### Exercise
Each of the entries below needs to be given again exactly.

### Source information

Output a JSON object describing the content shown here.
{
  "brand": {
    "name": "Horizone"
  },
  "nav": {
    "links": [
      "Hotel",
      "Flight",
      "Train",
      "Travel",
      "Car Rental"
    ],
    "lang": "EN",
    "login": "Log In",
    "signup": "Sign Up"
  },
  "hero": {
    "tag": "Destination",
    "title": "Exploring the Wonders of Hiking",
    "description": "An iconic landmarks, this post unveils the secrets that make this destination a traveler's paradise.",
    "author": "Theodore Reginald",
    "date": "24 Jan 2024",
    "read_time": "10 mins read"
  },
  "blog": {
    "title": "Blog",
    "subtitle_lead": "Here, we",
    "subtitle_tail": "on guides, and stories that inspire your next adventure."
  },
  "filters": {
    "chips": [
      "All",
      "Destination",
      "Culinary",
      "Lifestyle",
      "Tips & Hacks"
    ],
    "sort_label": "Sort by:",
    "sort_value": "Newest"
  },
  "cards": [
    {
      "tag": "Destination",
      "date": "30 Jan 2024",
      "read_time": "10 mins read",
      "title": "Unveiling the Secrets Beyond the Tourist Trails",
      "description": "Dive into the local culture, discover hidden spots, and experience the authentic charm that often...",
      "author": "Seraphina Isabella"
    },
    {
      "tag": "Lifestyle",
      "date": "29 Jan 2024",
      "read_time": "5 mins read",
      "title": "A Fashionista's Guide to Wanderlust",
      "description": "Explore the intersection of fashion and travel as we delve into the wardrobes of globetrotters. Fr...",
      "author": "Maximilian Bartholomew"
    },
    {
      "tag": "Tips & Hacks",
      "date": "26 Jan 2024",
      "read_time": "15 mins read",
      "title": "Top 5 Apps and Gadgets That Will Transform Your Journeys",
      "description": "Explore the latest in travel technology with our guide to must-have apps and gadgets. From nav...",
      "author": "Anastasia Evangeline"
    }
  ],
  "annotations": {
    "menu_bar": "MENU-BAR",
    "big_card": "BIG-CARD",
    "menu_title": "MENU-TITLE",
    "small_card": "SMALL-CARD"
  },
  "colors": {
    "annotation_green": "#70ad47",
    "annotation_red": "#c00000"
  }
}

### Response
Output a JSON object describing the content shown here.
{
  "brand": {
    "name": "Horizone"
  },
  "nav": {
    "links": [
      "Hotel",
      "Flight",
      "Train",
      "Travel",
      "Car Rental"
    ],
    "lang": "EN",
    "login": "Log In",
    "signup": "Sign Up"
  },
  "hero": {
    "tag": "Destination",
    "title": "Exploring the Wonders of Hiking",
    "description": "An iconic landmarks, this post unveils the secrets that make this destination a traveler's paradise.",
    "author": "Theodore Reginald",
    "date": "24 Jan 2024",
    "read_time": "10 mins read"
  },
  "blog": {
    "title": "Blog",
    "subtitle_lead": "Here, we",
    "subtitle_tail": "on guides, and stories that inspire your next adventure."
  },
  "filters": {
    "chips": [
      "All",
      "Destination",
      "Culinary",
      "Lifestyle",
      "Tips & Hacks"
    ],
    "sort_label": "Sort by:",
    "sort_value": "Newest"
  },
  "cards": [
    {
      "tag": "Destination",
      "date": "30 Jan 2024",
      "read_time": "10 mins read",
      "title": "Unveiling the Secrets Beyond the Tourist Trails",
      "description": "Dive into the local culture, discover hidden spots, and experience the authentic charm that often...",
      "author": "Seraphina Isabella"
    },
    {
      "tag": "Lifestyle",
      "date": "29 Jan 2024",
      "read_time": "5 mins read",
      "title": "A Fashionista's Guide to Wanderlust",
      "description": "Explore the intersection of fashion and travel as we delve into the wardrobes of globetrotters. Fr...",
      "author": "Maximilian Bartholomew"
    },
    {
      "tag": "Tips & Hacks",
      "date": "26 Jan 2024",
      "read_time": "15 mins read",
      "title": "Top 5 Apps and Gadgets That Will Transform Your Journeys",
      "description": "Explore the latest in travel technology with our guide to must-have apps and gadgets. From nav...",
      "author": "Anastasia Evangeline"
    }
  ],
  "annotations": {
    "menu_bar": "MENU-BAR",
    "big_card": "BIG-CARD",
    "menu_title": "MENU-TITLE",
    "small_card": "SMALL-CARD"
  },
  "colors": {
    "annotation_green": "#70ad47",
    "annotation_red": "#c00000"
  }
}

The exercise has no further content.